**BRIEF**
Identify every line in the records below that contains the word "this", and copy each of those lines.

**PROVIDED ENTRIES**
┌──
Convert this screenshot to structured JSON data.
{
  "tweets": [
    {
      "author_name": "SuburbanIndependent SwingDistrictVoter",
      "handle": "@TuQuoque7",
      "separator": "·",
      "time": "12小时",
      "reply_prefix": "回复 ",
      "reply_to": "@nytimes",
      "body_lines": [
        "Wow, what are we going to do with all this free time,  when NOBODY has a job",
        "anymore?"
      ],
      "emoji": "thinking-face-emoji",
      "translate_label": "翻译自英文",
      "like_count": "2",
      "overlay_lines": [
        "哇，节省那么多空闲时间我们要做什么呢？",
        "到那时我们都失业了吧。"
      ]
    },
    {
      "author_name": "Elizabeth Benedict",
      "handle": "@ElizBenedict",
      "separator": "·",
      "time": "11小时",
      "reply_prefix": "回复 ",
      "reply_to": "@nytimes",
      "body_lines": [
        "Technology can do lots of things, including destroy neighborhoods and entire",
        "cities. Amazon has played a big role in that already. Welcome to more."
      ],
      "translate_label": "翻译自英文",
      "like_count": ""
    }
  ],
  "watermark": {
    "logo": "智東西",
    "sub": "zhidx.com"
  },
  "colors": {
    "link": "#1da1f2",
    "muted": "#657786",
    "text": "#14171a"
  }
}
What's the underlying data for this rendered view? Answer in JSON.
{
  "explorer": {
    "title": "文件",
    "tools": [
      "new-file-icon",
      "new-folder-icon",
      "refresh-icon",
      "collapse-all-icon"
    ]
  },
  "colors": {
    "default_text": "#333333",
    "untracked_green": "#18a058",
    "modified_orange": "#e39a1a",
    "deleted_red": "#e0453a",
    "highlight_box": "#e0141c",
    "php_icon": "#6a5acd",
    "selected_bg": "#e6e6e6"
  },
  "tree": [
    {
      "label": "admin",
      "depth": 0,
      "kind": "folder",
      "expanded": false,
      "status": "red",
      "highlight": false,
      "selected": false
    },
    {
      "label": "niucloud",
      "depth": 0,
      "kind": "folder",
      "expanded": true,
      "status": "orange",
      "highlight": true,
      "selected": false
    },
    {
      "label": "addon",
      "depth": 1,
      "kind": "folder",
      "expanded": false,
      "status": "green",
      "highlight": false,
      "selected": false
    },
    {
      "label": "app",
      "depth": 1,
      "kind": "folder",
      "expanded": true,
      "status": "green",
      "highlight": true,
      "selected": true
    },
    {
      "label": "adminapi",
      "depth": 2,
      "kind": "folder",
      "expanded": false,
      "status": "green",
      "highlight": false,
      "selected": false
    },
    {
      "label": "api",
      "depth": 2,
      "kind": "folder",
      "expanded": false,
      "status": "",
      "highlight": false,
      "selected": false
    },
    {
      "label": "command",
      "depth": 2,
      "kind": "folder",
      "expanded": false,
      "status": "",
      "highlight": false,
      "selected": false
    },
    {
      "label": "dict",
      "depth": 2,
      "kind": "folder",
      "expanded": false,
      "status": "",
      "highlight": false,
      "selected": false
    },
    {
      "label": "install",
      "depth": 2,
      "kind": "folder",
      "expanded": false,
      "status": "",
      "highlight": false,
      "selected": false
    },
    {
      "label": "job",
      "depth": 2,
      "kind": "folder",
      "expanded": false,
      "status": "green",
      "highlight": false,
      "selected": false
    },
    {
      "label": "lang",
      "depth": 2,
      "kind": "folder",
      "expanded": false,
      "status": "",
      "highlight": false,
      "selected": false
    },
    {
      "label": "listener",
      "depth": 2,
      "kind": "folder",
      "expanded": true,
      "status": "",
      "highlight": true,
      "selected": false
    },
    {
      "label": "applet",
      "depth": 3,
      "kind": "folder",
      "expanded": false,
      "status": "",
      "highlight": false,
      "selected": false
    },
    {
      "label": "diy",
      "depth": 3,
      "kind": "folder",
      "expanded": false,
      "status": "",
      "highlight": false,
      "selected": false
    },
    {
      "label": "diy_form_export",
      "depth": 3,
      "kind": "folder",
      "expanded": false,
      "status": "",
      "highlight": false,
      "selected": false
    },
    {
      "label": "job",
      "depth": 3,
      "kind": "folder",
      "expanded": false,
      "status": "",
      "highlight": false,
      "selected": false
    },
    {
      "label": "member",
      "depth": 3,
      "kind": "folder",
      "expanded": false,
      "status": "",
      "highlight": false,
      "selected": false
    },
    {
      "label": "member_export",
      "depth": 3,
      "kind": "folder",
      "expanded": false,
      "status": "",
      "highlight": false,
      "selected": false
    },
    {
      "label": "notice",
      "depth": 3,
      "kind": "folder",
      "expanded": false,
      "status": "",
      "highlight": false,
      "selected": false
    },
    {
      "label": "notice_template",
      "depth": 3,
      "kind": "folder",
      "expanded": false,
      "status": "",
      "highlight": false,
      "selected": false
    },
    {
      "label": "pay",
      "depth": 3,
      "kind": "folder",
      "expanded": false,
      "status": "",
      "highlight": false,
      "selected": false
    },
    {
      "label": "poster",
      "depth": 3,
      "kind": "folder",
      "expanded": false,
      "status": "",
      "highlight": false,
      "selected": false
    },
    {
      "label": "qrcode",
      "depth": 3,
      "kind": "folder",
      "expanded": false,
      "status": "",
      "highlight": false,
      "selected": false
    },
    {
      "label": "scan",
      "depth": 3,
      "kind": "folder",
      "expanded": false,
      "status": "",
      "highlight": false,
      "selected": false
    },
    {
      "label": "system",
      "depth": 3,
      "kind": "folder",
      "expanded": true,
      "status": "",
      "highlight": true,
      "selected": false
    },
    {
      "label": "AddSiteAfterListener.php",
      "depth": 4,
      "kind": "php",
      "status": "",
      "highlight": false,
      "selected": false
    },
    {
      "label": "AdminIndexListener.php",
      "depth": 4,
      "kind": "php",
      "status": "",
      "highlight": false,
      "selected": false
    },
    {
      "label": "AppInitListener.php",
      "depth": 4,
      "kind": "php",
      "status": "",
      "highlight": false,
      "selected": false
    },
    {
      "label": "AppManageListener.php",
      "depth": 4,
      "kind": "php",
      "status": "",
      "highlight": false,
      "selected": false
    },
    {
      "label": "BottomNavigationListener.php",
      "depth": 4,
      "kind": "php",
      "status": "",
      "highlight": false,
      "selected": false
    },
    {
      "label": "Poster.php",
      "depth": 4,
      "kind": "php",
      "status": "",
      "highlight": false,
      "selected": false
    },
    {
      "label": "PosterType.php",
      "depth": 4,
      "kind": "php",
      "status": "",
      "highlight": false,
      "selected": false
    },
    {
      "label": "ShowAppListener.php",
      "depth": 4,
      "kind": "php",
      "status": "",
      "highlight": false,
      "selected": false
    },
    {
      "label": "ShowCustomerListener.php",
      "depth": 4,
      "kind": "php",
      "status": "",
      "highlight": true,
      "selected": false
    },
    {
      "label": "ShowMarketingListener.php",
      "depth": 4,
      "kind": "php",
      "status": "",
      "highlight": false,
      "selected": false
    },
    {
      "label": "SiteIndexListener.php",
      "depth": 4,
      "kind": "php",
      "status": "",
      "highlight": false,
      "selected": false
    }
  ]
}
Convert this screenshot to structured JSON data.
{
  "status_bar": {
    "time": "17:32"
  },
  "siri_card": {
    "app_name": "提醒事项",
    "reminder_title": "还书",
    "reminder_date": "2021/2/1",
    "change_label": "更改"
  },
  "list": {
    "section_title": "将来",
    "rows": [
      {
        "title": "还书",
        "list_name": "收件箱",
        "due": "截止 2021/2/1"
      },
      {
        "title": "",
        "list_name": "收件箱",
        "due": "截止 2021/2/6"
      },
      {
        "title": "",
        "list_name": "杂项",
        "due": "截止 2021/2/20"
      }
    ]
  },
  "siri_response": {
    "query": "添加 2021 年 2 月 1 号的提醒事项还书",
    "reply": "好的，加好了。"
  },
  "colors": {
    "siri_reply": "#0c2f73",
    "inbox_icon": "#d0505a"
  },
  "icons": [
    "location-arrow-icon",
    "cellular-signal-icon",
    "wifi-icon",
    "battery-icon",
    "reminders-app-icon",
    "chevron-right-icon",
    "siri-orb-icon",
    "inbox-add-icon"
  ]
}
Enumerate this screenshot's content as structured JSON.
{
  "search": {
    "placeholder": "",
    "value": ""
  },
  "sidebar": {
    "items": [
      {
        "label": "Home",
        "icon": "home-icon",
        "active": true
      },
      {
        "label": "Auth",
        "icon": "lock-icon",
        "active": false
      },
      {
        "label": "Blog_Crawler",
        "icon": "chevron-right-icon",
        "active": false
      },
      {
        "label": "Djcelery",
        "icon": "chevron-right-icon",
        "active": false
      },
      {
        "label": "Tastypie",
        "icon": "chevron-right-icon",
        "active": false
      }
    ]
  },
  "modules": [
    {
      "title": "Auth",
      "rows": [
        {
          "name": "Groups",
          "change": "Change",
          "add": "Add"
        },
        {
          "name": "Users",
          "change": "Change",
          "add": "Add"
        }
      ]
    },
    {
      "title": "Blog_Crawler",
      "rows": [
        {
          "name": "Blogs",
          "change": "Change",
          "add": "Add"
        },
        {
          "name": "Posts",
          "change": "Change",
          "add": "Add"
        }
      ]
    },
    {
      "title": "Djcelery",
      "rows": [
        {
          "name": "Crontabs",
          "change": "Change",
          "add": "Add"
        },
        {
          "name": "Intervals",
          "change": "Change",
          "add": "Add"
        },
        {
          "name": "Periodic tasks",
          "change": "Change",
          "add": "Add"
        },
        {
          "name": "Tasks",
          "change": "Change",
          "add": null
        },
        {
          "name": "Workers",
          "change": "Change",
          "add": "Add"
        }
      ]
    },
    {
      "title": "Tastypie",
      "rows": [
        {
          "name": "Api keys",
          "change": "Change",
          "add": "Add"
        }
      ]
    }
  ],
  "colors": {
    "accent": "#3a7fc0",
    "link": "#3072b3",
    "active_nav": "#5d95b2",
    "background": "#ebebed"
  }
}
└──
**WRITTEN RESPONSE**
Convert this screenshot to structured JSON data.
        "Wow, what are we going to do with all this free time,  when NOBODY has a job",
What's the underlying data for this rendered view? Answer in JSON.
Convert this screenshot to structured JSON data.
Enumerate this screenshot's content as structured JSON.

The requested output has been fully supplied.